- Boughen, Brendan (August 31, 2003). "Serart". The Phantom Tollbooth. Retrieved February 14, 2016.
- "Archive Biography". Archived from the original on 2011-07-07.
- Christgau, Robert. "Reviews of System of a Down". Retrieved April 2, 2009.
- Harris, Chris (May 10, 2005). "System Of A Down Mezmerize NYC With Crushing 90-Minute Gig". MTV. Viacom International. Retrieved May 10, 2012.
- Morse, Steve (August 26, 2005). "Pounding out a blistering attack: System of a Down lashes out at Hollywood, war, and hypocrisy". The Boston Globe. Retrieved April 5, 2009.
- Perry, Megan (2004). "Daron's Guitar Tunings". Wired: musicians' home studios : tools & techniques of the musical mavericks. Hal Leonard Corporation. p. 79. ISBN 0-87930-794-3.
- [dead link]
- DeRogatis, Jim (September 14, 2001). "They're an Armenian band". The Chicago Tribune. Retrieved April 4, 2009.
- "System of a Down biography". 8notes.com.
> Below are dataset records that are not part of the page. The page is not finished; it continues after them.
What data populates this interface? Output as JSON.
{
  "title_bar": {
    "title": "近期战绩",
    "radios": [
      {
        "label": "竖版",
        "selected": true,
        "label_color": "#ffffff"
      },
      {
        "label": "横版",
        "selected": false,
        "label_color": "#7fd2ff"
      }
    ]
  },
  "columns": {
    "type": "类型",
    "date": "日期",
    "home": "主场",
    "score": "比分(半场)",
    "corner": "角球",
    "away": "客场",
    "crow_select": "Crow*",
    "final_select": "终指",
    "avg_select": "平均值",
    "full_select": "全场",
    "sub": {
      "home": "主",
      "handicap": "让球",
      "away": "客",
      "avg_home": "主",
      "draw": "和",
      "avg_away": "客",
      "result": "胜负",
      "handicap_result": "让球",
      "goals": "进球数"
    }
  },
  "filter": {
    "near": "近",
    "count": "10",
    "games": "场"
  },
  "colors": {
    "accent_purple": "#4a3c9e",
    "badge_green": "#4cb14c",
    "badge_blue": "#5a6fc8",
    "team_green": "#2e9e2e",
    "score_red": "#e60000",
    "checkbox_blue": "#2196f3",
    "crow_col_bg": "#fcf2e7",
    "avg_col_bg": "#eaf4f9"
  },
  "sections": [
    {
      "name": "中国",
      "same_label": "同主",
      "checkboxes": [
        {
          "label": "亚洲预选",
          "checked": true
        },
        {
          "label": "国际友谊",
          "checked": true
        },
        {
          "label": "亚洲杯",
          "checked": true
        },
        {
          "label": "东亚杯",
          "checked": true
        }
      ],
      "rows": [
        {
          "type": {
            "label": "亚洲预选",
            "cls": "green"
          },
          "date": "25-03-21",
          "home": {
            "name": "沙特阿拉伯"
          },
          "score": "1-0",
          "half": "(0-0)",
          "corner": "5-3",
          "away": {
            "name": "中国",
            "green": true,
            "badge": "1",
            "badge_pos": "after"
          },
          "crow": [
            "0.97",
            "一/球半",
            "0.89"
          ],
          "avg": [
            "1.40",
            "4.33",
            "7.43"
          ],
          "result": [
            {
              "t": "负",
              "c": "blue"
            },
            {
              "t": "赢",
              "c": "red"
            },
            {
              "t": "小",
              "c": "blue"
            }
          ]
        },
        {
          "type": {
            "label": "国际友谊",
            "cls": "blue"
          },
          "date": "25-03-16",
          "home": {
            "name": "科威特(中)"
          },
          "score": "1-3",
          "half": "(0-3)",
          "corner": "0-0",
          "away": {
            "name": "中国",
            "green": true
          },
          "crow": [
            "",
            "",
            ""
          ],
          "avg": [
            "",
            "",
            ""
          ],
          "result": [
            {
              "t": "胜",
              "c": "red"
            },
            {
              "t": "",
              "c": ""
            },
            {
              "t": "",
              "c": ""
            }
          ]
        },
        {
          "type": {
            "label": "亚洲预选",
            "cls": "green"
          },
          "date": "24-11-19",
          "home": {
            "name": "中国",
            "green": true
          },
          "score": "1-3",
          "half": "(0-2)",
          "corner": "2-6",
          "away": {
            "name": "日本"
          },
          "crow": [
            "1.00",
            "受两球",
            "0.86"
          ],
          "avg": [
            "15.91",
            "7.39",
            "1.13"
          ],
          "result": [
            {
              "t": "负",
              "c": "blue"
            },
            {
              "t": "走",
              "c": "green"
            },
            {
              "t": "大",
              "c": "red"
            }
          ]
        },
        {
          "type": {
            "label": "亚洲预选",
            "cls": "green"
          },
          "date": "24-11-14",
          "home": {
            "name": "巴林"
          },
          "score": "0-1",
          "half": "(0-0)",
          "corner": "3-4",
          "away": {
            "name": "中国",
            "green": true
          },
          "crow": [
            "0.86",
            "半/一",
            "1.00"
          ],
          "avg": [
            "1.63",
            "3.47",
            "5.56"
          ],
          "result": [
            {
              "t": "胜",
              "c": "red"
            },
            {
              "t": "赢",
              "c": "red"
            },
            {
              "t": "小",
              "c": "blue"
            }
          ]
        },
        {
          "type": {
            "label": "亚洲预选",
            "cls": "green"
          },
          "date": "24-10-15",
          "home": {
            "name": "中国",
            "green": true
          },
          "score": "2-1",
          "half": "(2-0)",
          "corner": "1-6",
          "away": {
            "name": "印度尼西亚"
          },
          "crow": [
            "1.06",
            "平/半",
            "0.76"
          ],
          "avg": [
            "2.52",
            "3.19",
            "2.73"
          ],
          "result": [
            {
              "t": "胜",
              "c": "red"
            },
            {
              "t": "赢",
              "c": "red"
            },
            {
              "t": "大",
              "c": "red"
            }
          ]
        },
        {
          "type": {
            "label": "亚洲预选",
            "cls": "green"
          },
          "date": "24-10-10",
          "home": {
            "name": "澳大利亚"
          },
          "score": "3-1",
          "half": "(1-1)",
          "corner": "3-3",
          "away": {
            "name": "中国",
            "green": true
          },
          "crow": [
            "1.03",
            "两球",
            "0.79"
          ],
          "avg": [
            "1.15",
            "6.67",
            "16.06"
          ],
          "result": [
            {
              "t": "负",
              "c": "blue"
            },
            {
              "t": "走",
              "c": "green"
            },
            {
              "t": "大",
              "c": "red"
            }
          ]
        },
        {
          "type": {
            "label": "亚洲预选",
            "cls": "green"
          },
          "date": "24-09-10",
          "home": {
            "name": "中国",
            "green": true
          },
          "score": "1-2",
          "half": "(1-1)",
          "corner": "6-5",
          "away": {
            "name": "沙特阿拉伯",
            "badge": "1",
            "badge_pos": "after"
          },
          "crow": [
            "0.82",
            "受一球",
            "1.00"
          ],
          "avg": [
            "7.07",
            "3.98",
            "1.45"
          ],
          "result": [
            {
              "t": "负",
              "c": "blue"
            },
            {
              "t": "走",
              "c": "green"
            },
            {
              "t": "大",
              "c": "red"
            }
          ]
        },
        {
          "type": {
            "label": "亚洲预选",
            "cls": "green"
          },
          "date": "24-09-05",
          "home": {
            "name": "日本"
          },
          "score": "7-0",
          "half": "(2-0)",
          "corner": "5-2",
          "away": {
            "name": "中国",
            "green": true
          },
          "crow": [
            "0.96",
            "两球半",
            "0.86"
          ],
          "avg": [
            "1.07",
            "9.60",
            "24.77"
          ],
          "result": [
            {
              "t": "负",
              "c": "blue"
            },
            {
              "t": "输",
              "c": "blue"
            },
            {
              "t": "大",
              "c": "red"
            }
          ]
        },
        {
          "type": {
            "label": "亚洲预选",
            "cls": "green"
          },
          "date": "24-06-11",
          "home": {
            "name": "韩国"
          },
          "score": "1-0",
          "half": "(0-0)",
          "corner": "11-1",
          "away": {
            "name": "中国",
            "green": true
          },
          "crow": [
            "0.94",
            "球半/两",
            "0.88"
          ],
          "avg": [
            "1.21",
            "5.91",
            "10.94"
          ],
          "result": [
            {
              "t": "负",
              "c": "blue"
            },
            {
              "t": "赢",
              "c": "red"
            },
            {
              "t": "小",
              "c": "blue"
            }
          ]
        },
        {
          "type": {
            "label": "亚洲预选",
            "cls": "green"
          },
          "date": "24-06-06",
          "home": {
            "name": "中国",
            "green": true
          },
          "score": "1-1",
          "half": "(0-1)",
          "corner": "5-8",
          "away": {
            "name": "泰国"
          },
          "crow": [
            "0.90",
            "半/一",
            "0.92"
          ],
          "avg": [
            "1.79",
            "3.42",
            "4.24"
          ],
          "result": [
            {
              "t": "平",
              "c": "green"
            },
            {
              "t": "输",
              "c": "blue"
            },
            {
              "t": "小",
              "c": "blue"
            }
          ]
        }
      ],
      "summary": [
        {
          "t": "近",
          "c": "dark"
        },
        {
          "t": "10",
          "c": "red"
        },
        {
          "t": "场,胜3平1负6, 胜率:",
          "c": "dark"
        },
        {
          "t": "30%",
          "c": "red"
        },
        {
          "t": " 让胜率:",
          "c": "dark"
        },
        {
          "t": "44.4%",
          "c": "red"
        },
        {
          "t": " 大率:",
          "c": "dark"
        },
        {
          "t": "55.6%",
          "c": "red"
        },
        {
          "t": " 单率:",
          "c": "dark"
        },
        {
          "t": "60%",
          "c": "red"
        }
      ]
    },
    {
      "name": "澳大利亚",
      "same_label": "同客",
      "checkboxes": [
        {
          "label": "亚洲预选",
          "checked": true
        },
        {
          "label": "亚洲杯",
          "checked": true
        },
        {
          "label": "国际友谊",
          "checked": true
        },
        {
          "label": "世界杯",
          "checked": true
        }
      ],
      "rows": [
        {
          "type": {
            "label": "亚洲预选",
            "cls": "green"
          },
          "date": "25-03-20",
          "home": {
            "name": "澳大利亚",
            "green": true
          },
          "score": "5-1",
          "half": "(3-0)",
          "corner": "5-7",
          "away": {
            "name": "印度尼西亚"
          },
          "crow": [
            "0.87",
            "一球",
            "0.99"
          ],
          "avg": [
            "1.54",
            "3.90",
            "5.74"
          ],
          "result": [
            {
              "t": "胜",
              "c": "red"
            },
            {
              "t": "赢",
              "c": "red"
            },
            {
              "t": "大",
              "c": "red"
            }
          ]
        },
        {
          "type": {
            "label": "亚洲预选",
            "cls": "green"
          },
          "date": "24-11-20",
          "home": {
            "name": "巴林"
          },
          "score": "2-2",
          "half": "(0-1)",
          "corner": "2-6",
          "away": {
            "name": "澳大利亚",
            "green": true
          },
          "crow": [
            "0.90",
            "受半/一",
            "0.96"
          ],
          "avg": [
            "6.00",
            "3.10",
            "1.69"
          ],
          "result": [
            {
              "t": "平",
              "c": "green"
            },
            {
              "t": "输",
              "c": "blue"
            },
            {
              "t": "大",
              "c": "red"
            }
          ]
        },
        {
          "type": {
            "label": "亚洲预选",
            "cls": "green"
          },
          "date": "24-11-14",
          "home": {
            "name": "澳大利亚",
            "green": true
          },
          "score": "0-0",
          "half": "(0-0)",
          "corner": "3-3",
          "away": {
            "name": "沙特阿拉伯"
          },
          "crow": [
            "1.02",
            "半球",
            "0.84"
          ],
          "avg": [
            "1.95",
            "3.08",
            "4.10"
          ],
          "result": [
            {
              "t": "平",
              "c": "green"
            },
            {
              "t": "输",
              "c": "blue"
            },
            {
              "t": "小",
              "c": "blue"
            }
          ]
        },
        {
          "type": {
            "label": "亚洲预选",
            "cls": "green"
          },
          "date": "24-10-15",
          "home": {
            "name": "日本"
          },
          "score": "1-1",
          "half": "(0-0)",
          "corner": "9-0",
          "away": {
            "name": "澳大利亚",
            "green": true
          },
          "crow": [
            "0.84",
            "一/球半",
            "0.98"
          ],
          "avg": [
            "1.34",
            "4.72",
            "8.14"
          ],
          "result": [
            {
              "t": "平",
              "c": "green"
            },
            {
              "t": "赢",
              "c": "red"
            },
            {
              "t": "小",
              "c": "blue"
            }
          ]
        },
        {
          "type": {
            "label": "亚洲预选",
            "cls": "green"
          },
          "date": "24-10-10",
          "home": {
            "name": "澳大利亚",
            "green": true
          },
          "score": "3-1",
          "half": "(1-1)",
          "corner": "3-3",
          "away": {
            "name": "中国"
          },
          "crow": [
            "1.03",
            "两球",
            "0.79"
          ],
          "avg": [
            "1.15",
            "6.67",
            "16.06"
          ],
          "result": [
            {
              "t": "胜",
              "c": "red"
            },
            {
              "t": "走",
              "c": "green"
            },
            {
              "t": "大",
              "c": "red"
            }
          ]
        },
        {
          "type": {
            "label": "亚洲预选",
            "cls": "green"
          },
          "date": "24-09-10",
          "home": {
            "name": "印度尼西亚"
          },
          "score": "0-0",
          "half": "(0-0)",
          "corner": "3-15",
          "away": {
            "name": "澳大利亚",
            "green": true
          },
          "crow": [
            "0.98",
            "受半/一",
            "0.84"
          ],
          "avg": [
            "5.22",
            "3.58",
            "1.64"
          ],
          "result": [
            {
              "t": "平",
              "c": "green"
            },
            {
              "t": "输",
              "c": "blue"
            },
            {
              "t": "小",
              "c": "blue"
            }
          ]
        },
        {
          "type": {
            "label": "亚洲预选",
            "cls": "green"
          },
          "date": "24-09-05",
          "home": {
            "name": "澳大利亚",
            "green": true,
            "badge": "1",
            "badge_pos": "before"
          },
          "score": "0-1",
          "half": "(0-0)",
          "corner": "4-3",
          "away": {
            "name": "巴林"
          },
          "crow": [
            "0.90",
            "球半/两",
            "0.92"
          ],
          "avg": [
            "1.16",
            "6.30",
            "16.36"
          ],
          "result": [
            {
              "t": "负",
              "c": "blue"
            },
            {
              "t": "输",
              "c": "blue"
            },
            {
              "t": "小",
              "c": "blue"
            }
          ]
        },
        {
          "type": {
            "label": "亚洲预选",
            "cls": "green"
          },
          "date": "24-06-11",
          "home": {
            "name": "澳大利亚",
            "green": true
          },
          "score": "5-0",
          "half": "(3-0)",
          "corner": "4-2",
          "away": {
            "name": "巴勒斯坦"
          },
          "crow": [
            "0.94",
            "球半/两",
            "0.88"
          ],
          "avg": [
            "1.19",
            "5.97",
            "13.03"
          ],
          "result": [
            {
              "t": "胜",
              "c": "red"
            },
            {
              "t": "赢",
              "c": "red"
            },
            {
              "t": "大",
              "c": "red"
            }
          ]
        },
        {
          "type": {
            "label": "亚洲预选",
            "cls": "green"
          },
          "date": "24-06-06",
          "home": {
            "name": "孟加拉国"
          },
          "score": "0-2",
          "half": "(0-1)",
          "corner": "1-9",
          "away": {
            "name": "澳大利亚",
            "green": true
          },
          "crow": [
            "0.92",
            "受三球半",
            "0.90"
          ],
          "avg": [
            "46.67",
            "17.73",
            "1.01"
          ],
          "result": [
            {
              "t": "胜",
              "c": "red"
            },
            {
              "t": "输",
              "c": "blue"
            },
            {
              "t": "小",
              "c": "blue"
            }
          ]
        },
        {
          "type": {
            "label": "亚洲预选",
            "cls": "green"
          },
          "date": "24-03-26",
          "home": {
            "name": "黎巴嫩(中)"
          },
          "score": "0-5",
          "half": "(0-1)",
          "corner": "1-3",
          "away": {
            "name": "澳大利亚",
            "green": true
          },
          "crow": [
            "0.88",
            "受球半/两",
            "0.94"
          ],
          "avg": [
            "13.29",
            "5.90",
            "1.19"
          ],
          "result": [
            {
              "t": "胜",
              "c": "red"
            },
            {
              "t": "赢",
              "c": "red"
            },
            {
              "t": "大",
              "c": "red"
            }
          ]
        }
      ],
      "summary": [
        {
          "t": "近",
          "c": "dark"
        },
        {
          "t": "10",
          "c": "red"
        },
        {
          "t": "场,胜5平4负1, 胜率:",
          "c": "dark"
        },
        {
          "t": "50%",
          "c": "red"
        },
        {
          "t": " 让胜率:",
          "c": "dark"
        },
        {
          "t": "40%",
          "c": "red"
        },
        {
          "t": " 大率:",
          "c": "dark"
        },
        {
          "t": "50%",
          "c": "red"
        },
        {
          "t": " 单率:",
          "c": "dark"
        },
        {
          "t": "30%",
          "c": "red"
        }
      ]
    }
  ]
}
Retrieved June 26, 2006.
- Nalbandian, Bob. "Interview with System of a Down". Shockwaves Online. Retrieved July 21, 2007.
- Liebman, Jon (January 1, 2018). "Shavarsh "Shavo" Odadjian opens up about System Of A Down". For Bass Plays Only. Retrieved September 30, 2018.
- Appleford, Steve (July 25, 2018). "System of a Down and Scars on Broadway's Daron Malakian: The Albums That Made Me". Revolver. Retrieved September 30, 2018.
- Rosen, Steven (July 6, 2018). "Daron Malakian: There Is No New System of a Down Album Planned". Ultimate-Guitar.com. Retrieved September 30, 2018.
- Gabriella (November 2000). "Interview with System of a Down". NY Rock. Retrieved September 30, 2018.
- Alderslade, Merlin (September 4, 2016). "Serj Tankian: The 10 albums that changed my life". Metal Hammer. Retrieved September 30, 2018.
- Eakin, Marah (September 18, 2012). "Serj Tankian on his musical firsts and learning to love Iron Maiden". The A.V. Club. Retrieved September 30, 2018.
- "System of a Down's Daron Malakian on Slayer's Influence, Farewell Tour". Revolver. June 6, 2018. Retrieved September 30, 2018.
- Chad Childers (May 11, 2012). "Serj Tankian Says System of a Down Bandmate Daron Malakian First Turned Him on to Metal". Loudwire. Retrieved June 11, 2015.
- Sinclair, Tom (September 3, 2001). "Review of Toxicity". Entertainment Weekly. Retrieved April 2, 2009.
- "Many musical influences in System of a Down". Long Beach Press-Telegram. August 3, 2005. Retrieved April 5, 2009.
- "Official System of a Down MySpace". myspace.com/soad. Retrieved July 21, 2007.
- Toxicity (booklet). System of a Down. Los Angeles: American Recordings. 2001. 86059.
|Wikimedia Commons has media related to System of a Down.|